In this study, the anoxic oxidation of arsenite (As(III)) linked to chemolithotrophic denitrification was shown to be feasible in continuous bioreactors. Biological oxidation of As(III) was stable over prolonged periods of operation ranging up to 3 years in continuous denitrifying bioreactors with granular biofilms. As(III) was removed with a high conversion efficiency (>92%) to arsenate (As(V)) in periods with high volumetric loadings (e.g., 3.5-5.1 mmol As Lreactor-1 day-1). The maximum specific activity of sampled granular sludge from the bioreactors was 0.98±0.04 mmol As(V) formed g-1 VSS day-1 when determined at an initial concentration of 0.5mM As(III). The microbial population adapted to high influent concentrations of As(III) up to 5.2 mM. However, the As(III) oxidation process was severely inhibited when 7.6-8.1mMAs(III) was fed. Activity was restored upon lowering the As(III) concentration to 3.8 mM. Several experimental strategies were utilized to demonstrate a dependence of the nitrate removal on As(III) oxidation as well as a dependence of the As(III) removal on nitrate reduction. The molar stoichiometric ratio of As(V) formed to nitrate removed (corrected for endogenous denitrification) in the bioreactors approximated 2.5, indicating complete denitrification was occurring. As(III) oxidation was also shown to be linked to the complete denitrification of NO3- to N 2 gas by demonstrating a significantly enhanced production of N 2 beyond the background endogenous production in a batch bioassay spiked with 3.5mM As(III). The N2 production also corresponded closely to the expected stoichiometry of 2.5 mol As(III) mol-1 N 2-N for complete denitrification.

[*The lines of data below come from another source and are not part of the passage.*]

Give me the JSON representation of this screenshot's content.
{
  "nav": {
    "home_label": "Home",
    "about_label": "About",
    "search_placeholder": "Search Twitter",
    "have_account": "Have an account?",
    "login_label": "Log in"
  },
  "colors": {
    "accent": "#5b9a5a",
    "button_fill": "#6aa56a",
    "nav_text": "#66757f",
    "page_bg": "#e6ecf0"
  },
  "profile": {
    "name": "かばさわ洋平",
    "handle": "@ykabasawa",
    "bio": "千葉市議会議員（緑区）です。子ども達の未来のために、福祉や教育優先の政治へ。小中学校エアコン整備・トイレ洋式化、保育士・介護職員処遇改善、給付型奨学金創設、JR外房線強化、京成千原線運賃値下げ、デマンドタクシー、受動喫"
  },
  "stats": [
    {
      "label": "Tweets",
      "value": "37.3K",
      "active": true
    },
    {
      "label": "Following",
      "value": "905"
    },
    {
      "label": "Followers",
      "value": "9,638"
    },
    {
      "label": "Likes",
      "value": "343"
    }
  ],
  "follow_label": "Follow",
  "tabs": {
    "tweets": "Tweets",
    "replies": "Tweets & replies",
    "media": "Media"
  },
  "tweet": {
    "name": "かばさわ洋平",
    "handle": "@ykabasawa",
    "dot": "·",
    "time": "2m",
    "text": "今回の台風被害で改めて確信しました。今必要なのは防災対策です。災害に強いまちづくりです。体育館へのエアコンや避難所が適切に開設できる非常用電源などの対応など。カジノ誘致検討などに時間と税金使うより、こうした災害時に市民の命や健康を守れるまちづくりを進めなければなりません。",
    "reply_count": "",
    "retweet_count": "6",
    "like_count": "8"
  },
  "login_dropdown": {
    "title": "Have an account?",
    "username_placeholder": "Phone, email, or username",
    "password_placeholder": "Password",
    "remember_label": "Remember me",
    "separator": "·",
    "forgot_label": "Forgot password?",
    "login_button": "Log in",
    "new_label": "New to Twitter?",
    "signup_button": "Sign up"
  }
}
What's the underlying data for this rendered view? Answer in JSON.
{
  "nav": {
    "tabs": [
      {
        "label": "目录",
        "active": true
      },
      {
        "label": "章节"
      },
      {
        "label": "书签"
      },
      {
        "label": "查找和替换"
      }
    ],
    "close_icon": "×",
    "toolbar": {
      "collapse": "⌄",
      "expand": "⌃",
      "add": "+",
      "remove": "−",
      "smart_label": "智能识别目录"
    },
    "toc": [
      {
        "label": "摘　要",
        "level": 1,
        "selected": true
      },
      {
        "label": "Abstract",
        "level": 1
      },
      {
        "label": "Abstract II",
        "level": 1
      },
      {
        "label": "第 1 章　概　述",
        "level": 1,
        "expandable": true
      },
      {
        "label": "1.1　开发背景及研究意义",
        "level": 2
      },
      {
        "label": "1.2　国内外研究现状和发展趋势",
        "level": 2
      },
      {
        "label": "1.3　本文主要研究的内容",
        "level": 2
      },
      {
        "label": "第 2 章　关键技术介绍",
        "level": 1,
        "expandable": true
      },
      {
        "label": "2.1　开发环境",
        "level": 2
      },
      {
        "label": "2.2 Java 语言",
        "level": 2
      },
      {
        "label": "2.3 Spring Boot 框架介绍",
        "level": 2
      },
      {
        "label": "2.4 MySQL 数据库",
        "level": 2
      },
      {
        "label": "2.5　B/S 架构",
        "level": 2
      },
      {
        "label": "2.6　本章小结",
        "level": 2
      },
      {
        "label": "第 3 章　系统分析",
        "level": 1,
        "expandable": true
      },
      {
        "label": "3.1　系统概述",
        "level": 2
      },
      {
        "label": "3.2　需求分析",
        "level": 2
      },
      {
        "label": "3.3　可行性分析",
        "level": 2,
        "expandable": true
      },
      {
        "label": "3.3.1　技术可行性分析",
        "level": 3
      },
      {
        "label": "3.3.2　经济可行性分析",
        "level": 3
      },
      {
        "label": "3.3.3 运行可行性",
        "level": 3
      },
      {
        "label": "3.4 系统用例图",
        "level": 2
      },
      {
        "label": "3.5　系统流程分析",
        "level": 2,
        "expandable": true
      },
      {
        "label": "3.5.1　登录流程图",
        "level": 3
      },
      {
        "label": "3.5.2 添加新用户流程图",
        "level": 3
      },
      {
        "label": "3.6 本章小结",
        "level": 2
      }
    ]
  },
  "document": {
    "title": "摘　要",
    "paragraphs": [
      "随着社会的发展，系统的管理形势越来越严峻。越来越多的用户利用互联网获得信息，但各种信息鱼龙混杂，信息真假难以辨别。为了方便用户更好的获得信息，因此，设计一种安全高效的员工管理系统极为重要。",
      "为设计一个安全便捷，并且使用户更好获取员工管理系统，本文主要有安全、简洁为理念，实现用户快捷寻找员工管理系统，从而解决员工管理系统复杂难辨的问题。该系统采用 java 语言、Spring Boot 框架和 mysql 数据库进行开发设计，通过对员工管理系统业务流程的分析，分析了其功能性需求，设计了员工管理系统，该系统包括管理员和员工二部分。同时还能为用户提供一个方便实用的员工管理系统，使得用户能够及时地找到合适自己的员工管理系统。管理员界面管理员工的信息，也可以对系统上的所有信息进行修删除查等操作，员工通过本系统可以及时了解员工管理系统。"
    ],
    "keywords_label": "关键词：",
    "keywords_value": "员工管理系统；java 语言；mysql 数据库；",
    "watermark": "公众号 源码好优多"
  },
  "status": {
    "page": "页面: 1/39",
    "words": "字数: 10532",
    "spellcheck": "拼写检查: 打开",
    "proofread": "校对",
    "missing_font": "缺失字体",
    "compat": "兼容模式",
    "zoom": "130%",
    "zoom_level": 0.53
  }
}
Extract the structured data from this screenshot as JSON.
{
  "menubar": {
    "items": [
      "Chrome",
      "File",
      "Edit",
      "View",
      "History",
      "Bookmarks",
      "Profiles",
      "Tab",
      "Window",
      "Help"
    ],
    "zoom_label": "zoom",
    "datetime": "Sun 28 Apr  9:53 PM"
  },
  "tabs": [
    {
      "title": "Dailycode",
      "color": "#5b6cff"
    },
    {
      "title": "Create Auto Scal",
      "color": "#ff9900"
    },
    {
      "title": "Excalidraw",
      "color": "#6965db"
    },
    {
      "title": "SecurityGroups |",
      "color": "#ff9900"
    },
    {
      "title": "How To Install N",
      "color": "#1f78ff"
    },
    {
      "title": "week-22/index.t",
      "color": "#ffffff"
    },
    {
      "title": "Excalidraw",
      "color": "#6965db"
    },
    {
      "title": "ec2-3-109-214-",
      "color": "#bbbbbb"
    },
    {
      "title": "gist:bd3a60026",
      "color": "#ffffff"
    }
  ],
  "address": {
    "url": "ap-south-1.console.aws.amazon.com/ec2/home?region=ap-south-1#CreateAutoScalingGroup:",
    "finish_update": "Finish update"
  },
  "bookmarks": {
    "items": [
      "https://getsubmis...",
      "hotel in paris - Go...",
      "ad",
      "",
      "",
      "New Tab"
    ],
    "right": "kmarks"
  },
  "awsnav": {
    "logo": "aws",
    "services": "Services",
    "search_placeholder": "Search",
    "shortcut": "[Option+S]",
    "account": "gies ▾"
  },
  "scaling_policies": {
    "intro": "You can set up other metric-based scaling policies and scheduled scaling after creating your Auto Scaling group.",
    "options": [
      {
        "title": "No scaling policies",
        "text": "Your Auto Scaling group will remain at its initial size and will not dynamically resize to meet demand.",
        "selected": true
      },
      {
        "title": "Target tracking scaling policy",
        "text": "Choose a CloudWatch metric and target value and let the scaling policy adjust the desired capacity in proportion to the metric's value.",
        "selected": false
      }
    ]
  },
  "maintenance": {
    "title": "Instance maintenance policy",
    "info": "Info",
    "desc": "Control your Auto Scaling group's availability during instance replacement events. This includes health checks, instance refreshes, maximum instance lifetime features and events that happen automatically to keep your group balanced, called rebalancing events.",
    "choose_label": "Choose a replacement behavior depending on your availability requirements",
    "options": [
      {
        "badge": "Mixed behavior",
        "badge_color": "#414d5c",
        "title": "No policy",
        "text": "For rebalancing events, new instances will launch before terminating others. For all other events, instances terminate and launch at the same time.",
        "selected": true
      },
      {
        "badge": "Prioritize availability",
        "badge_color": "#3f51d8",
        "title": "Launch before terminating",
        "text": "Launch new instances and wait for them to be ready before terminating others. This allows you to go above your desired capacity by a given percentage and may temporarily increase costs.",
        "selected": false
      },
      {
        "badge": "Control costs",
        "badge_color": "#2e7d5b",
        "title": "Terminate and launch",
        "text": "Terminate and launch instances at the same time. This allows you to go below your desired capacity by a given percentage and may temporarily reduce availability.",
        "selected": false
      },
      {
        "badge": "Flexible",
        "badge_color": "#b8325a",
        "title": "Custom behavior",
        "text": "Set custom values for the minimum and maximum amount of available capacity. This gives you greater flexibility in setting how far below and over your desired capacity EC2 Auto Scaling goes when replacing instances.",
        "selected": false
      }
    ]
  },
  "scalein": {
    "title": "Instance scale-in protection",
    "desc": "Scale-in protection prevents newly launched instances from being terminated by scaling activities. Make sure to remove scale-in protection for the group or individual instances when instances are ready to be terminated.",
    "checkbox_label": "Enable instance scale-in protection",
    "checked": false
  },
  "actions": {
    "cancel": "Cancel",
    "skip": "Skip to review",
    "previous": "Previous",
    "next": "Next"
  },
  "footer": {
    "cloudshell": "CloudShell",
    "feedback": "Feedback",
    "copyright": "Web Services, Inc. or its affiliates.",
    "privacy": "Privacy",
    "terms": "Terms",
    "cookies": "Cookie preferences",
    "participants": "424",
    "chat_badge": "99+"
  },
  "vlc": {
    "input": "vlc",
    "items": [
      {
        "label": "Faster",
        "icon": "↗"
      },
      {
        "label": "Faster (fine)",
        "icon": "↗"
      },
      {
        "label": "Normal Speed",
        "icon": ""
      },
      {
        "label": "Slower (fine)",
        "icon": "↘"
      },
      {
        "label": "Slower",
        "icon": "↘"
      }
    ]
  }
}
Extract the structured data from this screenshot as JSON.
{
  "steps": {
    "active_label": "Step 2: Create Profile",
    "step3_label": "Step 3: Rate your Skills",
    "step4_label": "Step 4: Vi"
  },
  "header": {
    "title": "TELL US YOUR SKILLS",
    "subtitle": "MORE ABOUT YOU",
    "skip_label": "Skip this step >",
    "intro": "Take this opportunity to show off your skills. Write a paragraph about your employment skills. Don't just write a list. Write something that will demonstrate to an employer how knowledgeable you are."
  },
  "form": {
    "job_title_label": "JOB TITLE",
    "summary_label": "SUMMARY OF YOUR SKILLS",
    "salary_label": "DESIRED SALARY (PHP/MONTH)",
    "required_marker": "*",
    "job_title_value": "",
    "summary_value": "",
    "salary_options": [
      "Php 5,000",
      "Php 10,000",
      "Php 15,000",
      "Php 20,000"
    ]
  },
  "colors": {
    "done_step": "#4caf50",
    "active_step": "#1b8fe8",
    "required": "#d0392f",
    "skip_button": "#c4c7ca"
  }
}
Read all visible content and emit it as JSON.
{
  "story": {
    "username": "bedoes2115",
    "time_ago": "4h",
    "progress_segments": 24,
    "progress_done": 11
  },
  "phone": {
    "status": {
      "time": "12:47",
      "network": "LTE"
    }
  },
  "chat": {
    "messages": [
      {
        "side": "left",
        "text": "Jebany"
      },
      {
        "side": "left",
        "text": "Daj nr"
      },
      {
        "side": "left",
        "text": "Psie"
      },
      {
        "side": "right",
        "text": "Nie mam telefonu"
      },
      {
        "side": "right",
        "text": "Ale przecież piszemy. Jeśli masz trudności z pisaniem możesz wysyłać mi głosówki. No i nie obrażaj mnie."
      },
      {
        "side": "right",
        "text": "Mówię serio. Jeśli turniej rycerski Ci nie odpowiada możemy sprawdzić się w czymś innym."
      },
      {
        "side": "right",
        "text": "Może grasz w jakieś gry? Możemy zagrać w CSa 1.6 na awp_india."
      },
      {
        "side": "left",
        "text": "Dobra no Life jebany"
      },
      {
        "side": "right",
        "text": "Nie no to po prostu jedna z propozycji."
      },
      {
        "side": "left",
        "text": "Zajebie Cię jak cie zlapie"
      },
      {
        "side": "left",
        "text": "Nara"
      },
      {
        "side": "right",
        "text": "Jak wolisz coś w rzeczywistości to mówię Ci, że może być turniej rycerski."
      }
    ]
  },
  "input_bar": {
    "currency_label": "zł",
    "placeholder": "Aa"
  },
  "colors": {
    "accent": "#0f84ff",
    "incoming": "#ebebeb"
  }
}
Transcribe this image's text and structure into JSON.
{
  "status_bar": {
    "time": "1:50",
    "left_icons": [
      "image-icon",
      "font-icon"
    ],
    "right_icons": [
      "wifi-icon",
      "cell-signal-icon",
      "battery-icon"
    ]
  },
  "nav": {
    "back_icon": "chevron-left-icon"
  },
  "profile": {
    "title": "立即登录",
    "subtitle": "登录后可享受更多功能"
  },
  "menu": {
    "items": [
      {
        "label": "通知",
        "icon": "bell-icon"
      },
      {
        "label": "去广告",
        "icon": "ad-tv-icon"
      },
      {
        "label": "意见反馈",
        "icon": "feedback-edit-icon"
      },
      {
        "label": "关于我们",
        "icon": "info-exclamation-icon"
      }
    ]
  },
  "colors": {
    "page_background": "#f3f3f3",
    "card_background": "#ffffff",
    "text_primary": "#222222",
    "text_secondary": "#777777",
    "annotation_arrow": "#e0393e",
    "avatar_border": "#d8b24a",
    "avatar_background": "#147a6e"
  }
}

- Continuous bioreactor
ASJC Scopus subject areas
- Applied Microbiology and Biotechnology